fresh/dried herbs... always add dried herbs at the start of assembling/cooking a dish.   Fresh herbs should be added towards the end of cooking (or at the very end) to maintain their flavour.  Use four times as much (by measure) of fresh herbs as you need if using dried - 1 tsp dried herbs, OR 1 good tablespoon chopped fresh herbs.
The one herb that is best used dried rather than fresh is oregano as this -when fresh - has a very strong flavour that may not be to everyone's taste.  If you wish to use a fresh herb then use marjoram which is very similar to oregano but has not such a strong flavour, and use a little rather than a lot.  Do the taste test when adding herbs and spices, you can always add more but never take it away.

Hope to be back with you again tomorrow.  Thursday is hair (and coffee) day, both Friday and Saturday I will be baking for the social club, so may have to take days off blogging towards the end of the week.  Will try to plan my cooking to allow me time, and if I don't stay up late I get up early enough to give me time to sit and have a chat with you.  So keep logging on, you never know, I might be back most days.  Keep warm both indoors and out, and enjoy the sunshine even though it is cold.

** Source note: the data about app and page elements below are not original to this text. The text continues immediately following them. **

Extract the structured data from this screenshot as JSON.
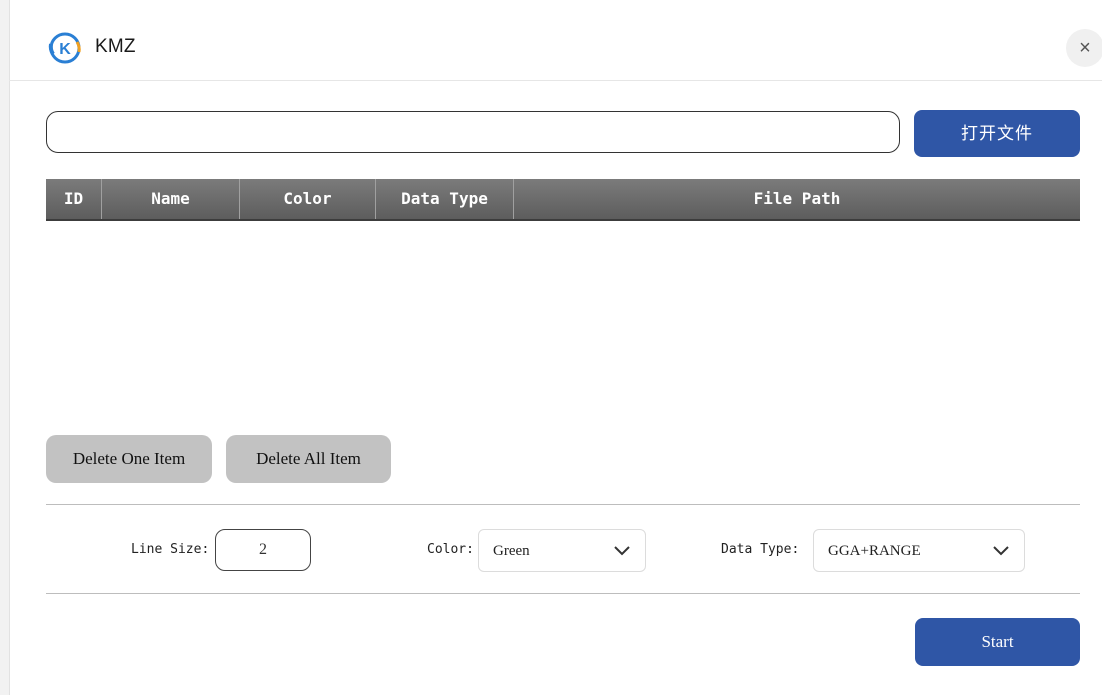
{
  "header": {
    "title": "KMZ",
    "logo_letter": "K",
    "close_symbol": "×"
  },
  "file": {
    "path_value": "",
    "open_button_label": "打开文件"
  },
  "table": {
    "columns": [
      "ID",
      "Name",
      "Color",
      "Data Type",
      "File Path"
    ],
    "rows": []
  },
  "actions": {
    "delete_one_label": "Delete One Item",
    "delete_all_label": "Delete All Item"
  },
  "settings": {
    "line_size_label": "Line Size:",
    "line_size_value": "2",
    "color_label": "Color:",
    "color_value": "Green",
    "data_type_label": "Data Type:",
    "data_type_value": "GGA+RANGE"
  },
  "start_label": "Start",
  "colors": {
    "primary": "#2f56a6",
    "header_gray": "#6b6b6b",
    "button_gray": "#c2c2c2",
    "logo_blue": "#2a7fd4"
  },
  "icons": {
    "logo": "k-logo-icon",
    "close": "close-icon",
    "dropdown": "chevron-down-icon"
  }
}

Nothing like sunshine to lift the spirits.    Keep those comments coming, and any queries you send will be replied to as immediately as possible.   TTFN.